In related awards, Catherine Ivy, a postdoctoral scholar who has just joined Western’s biology department, has won this year’s Alice Wilson Award, presented annually to three women of outstanding academic qualifications in the Arts and Humanities, Social Sciences or Science who are entering a career in scholarship or research at the postdoctoral level. Ivy studies respiratory biology and oxygen sensing in high-altitude environments.
“We are extremely proud of the Royal Society of Canada’s recognition of research and scholarly excellence at Western,” said Vice-President (Research), Lesley Rigg. “It’s a testament to sustained impact and reflects our growing community of leaders who are actively improving our health, culture, arts, technology, and environment.”
Western professors Jeremy McNeil and Joanna Quinn currently serve as presidents of the RSC and the College, respectively.
In addition to Saksida, Western’s new Fellows of the Royal Society of Canada are:
A psychologist, professor and academic director of the Centre for Research and Education on Violence Against Women & Children, Peter Jaffe has more than 45 years of experience in research on domestic violence and its impact on women and children. Jaffe’s award-winning work, recognized by the Governor General of Canada, has had great impact on research, clinical practice, government policy and on the well-being of vulnerable community members in Canada and internationally.
JING (JIN) JIANG
A Distinguished University Professor and NSERC Senior Industrial Research Chair, Jing Jiang is an internationally renowned Canadian expert in fault-tolerant control, instrumentation/control systems for nuclear power plants and renewable energy microgrids. Jiang’s pioneering works have fundamentally revolutionized approaches to achieving high reliability in safety-critical systems, safer nuclear power plants and more effective use of renewable energy. His contributions have had impact in academic communities and industry worldwide.
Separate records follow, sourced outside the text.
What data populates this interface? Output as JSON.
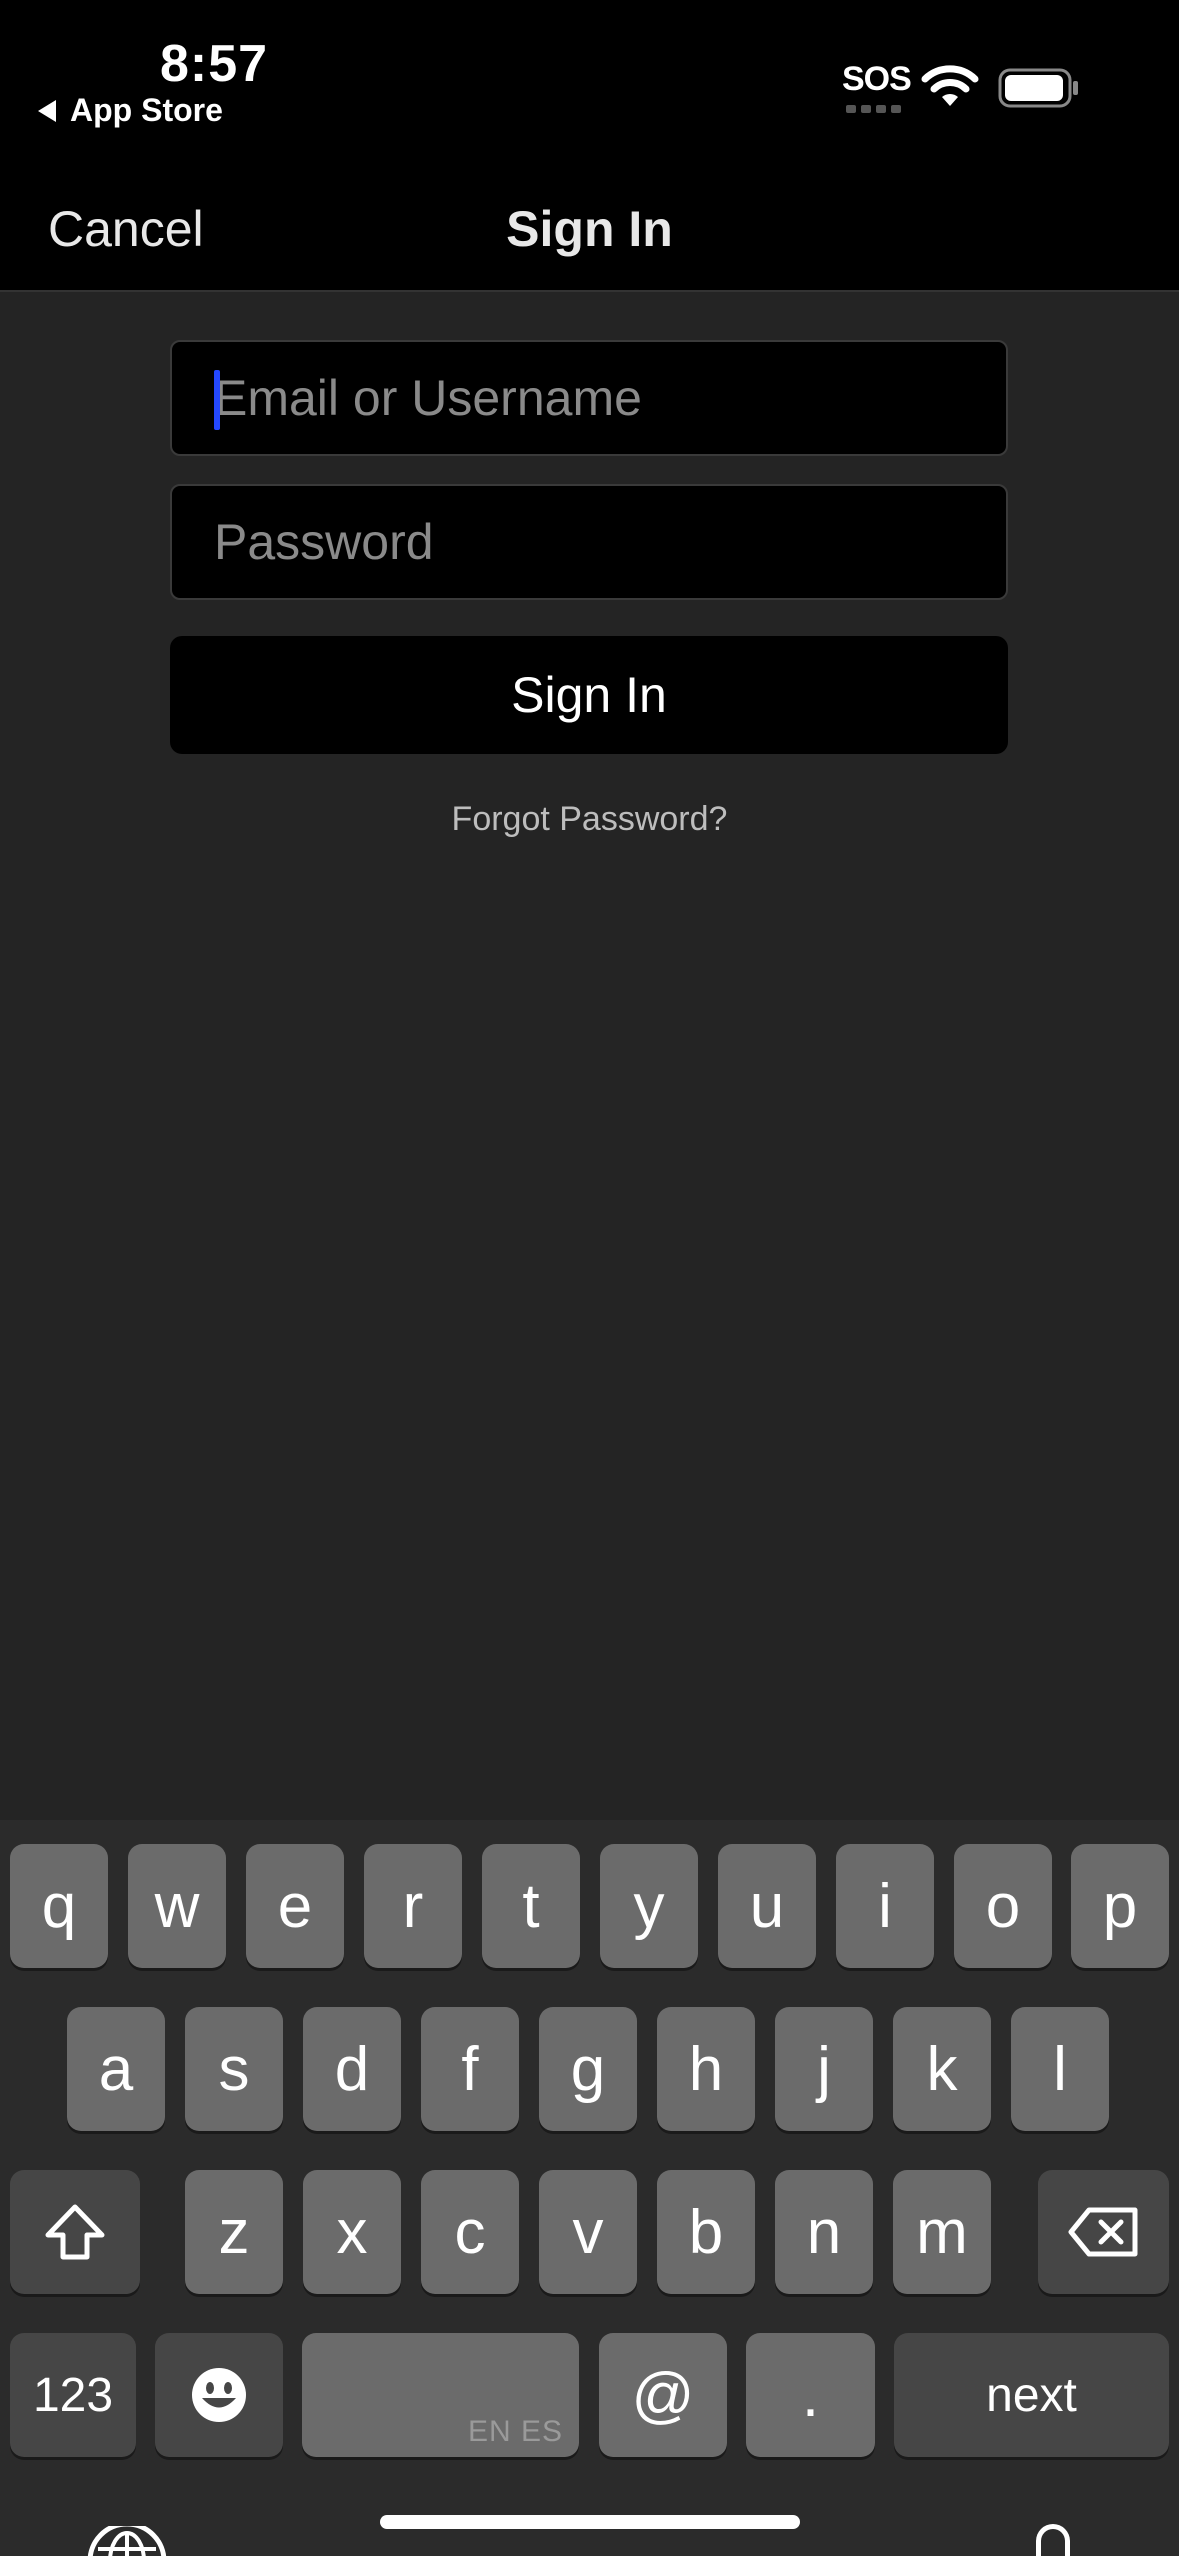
{
  "status_bar": {
    "time": "8:57",
    "back_app": "App Store",
    "carrier": "SOS",
    "icons": [
      "wifi-icon",
      "battery-icon"
    ]
  },
  "nav": {
    "cancel_label": "Cancel",
    "title": "Sign In"
  },
  "form": {
    "email_placeholder": "Email or Username",
    "email_value": "",
    "password_placeholder": "Password",
    "password_value": "",
    "signin_label": "Sign In",
    "forgot_label": "Forgot Password?"
  },
  "keyboard": {
    "row1": [
      "q",
      "w",
      "e",
      "r",
      "t",
      "y",
      "u",
      "i",
      "o",
      "p"
    ],
    "row2": [
      "a",
      "s",
      "d",
      "f",
      "g",
      "h",
      "j",
      "k",
      "l"
    ],
    "row3": [
      "z",
      "x",
      "c",
      "v",
      "b",
      "n",
      "m"
    ],
    "numbers_label": "123",
    "space_sublabel": "EN ES",
    "at_label": "@",
    "dot_label": ".",
    "next_label": "next",
    "icons": [
      "shift-icon",
      "backspace-icon",
      "emoji-icon",
      "globe-icon",
      "microphone-icon"
    ]
  },
  "colors": {
    "background": "#242424",
    "bar": "#000000",
    "caret": "#2448ff",
    "key": "#6b6b6b",
    "key_dark": "#464646"
  }
}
Engineering professor Slobodan Simonovic is universally acknowledged as one of the world’s leading authorities on applying systems analysis to water management. His approach has helped provide decision-makers with tools to support their sustainable management. His main research contributions include modelling risk and resilience of complex systems, for flooding in particular. His work is providing the world with tools for collaborative, industrious and just management of the Earth’s water resources.
His work models everything from the simple – such as the optimal size of drainage pipes under a city street – to the intricate, such as floodplain mapping and flood resiliency for entire regions and countries. “Models are simplifications of reality,” he said. “However, I think I can brave to say they are useful to understanding the complexities of the real world and possibly improving resiliency in the real world.”
Simonovic, who has been awarded numerous industry accolades, said he is more than honoured to be elected an RSC Fellow and be recognized among the top scientists in the country.
The RSC also recognized one Western professor as a member of the College of New Scholars, Artists and Scientists:
Jessica Grahn is a world leader in the area of cognitive neuroscience of music. She investigates why we move to rhythm and how movement and rhythm may be connected in the brain. Her brain scanning studies examine how different motor areas in the brain respond to different types of rhythm. She also examines how rhythm and music may be processed in the brains of those with dysfunction in movement areas, such as Parkinson’s disease.
Western elite named among Royal Society Fellows, September 2019
Western elite among Royal Society Fellows, September 2018
Pair named to Royal Society of Canada, September 2017
Pair named among emerging scholars, August 2017